    J. Potter July 28, 2011 at 7:33 pm #

    WND started the $4.95 special at the end of May. It’s tied to a 3-issue trial of a $40 newsletter subscription. One that starts billing unless the customer takes action to cancel. A sales technique I usually see coming from satellite TV networks … and less reputable places.

  15. avatar
    Dave July 28, 2011 at 8:58 pm #

    Bovril — I am not disputing that nobody bought Corsi’s book. I just think the numbers from novelrank.com are questionable. As you say, there are plenty of other indications that Corsi’s sales were terrible.

  16. avatar
    AnotherBird July 28, 2011 at 11:43 pm #

    Dave, you started out doubting the numbers on NovelRank. NovelRank uses a very specific methodology in order to determine the number of books sold. This methodology is uses information obtained from Amazon. They do welcome “for-sure sales numbers for a particular month.” Unless, someone can produce numbers directly from Amazon, or the publisher to dispute these number then we have no choice than to accept them.

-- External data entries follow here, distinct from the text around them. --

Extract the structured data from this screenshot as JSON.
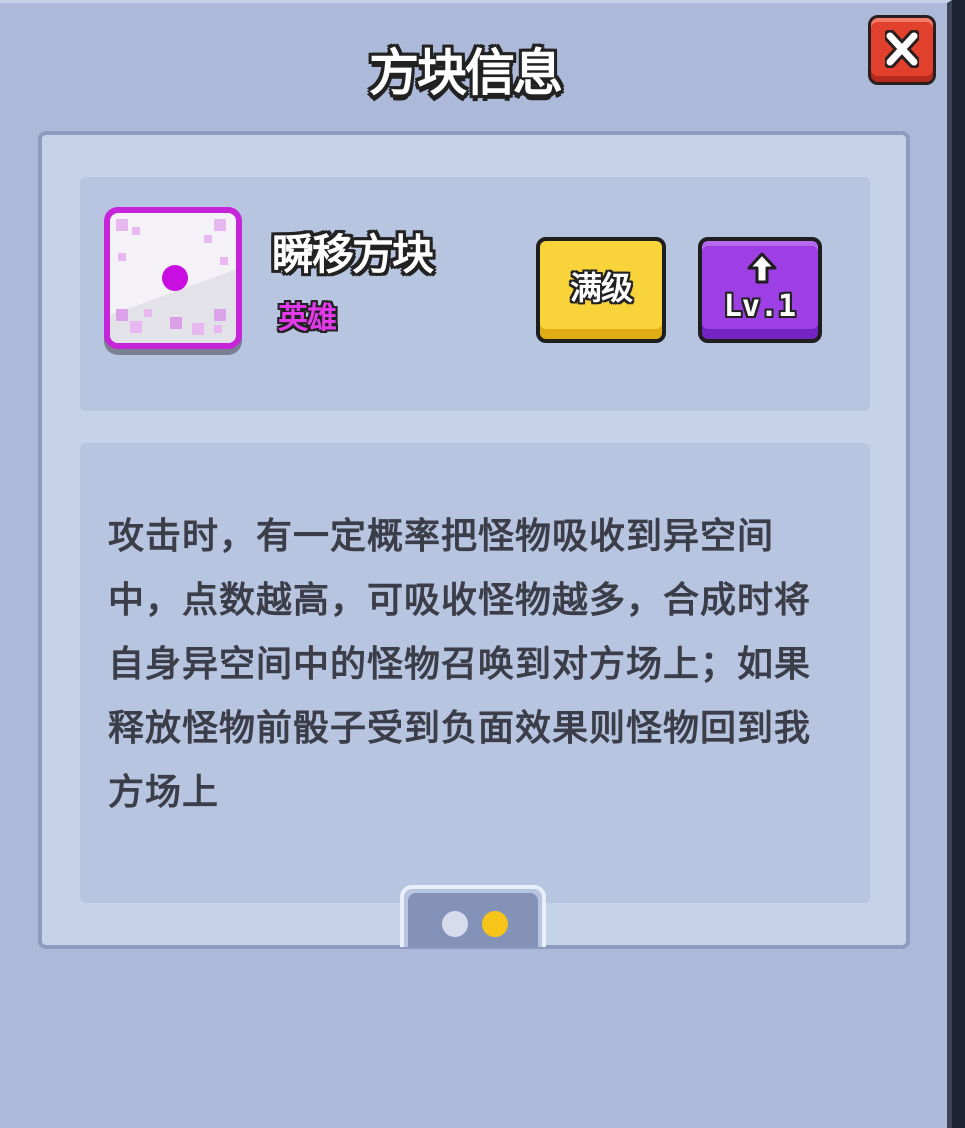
{
  "dialog": {
    "title": "方块信息",
    "close_icon": "close-x-icon"
  },
  "block": {
    "name": "瞬移方块",
    "rarity": "英雄",
    "icon": "teleport-dice-icon",
    "colors": {
      "rarity": "#e23aea",
      "frame": "#c624d9"
    }
  },
  "buttons": {
    "max_level_label": "满级",
    "upgrade_icon": "arrow-up-icon",
    "upgrade_level_label": "Lv.1"
  },
  "description": "攻击时，有一定概率把怪物吸收到异空间中，点数越高，可吸收怪物越多，合成时将自身异空间中的怪物召唤到对方场上；如果释放怪物前骰子受到负面效果则怪物回到我方场上",
  "pager": {
    "pages": 2,
    "active_page": 2,
    "colors": {
      "active": "#f7c519",
      "inactive": "#d6dcec"
    }
  }
}
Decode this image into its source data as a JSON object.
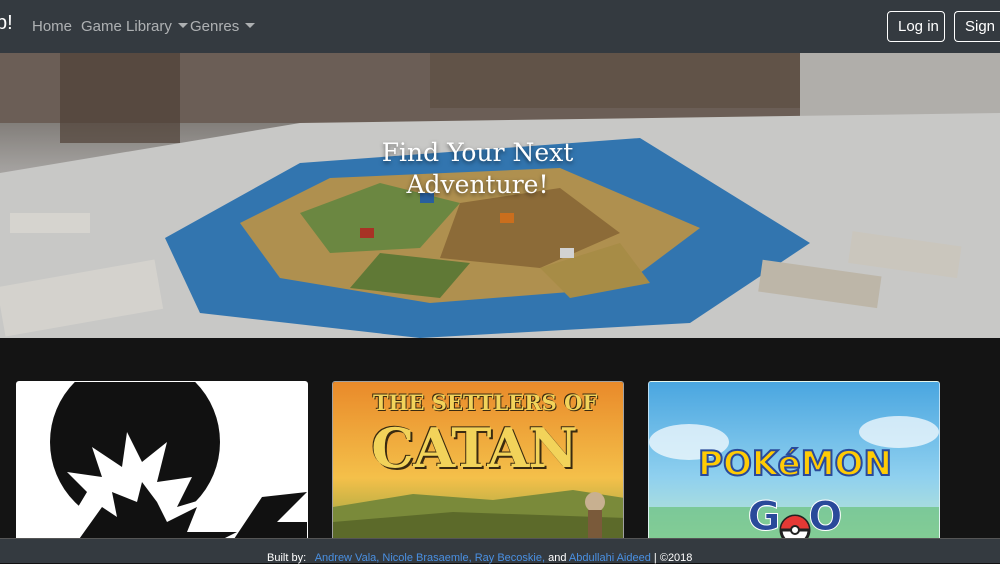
{
  "nav": {
    "brand": "p!",
    "links": [
      {
        "label": "Home"
      },
      {
        "label": "Game Library"
      },
      {
        "label": "Genres"
      }
    ],
    "login": "Log in",
    "signup": "Sign U"
  },
  "hero": {
    "title_line1": "Find Your Next",
    "title_line2": "Adventure!"
  },
  "cards": [
    {
      "name": "dungeons-dragons"
    },
    {
      "name": "settlers-of-catan",
      "line1": "THE SETTLERS OF",
      "line2": "CATAN"
    },
    {
      "name": "pokemon-go",
      "line1": "POKéMON",
      "line2": "GO"
    }
  ],
  "footer": {
    "built_by": "Built by:",
    "author1": "Andrew Vala,",
    "author2": "Nicole Brasaemle,",
    "author3": "Ray Becoskie,",
    "and": "and",
    "author4": "Abdullahi Aideed",
    "copyright": "| ©2018"
  }
}
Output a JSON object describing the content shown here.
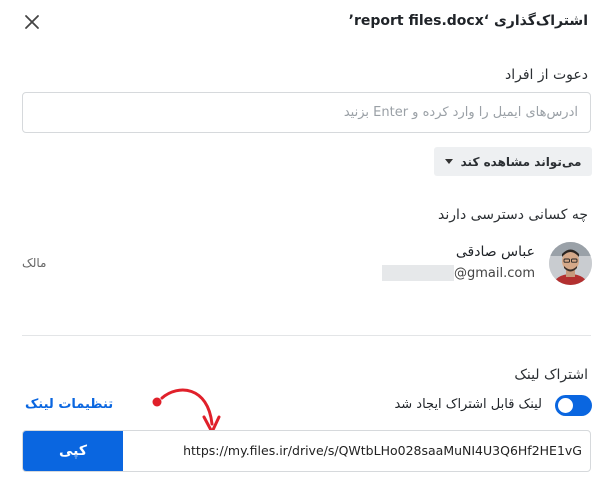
{
  "dialog": {
    "title": "اشتراک‌گذاری ‘report files.docx’"
  },
  "invite": {
    "label": "دعوت از افراد",
    "placeholder": "آدرس‌های ایمیل را وارد کرده و Enter بزنید",
    "value": "",
    "permission_label": "می‌تواند مشاهده کند"
  },
  "access": {
    "label": "چه کسانی دسترسی دارند",
    "user": {
      "name": "عباس صادقی",
      "email": "@gmail.com",
      "role": "مالک"
    }
  },
  "share_link": {
    "label": "اشتراک لینک",
    "toggle_label": "لینک قابل اشتراک ایجاد شد",
    "settings_label": "تنظیمات لینک",
    "url": "https://my.files.ir/drive/s/QWtbLHo028saaMuNI4U3Q6Hf2HE1vG",
    "copy_label": "کپی"
  },
  "colors": {
    "accent": "#0a66e0",
    "annotation_arrow": "#e0202a"
  },
  "icons": {
    "close": "close-icon",
    "dropdown": "caret-down-icon",
    "annotation": "curved-arrow-icon"
  }
}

  17. avatar
    Loren July 29, 2011 at 9:58 am #

    J. Potter:
    WND started the $4.95 special at the end of May. It’s tied to a 3-issue trial of a $40 newsletter subscription. One that starts billing unless the customer takes action to cancel.

    And those three issues are not spread over three months.

    Instead, they send all three issues with the book (they’re all leftover backissues), so you have less than a month to cancel before the next issue ships and you get charged.

  18. avatar
    Dave July 29, 2011 at 10:45 pm #

    You can’t be serious when you say “we have no choice than to accept them.” We have the choice of ignoring them. Since novelrank.com gives no reason to suppose their “estimates” have any relationship to reality, that would be a good choice.

    AnotherBird:
    Dave, you started out doubting the numbers on NovelRank. NovelRank uses a very specific methodology in order to determine the number of books sold. This methodology is uses information obtained from Amazon. They do welcome “for-sure sales numbers for a particular month.” Unless, someone can produce numbers directly from Amazon, or the publisher to dispute these number then we have no choice than to accept them.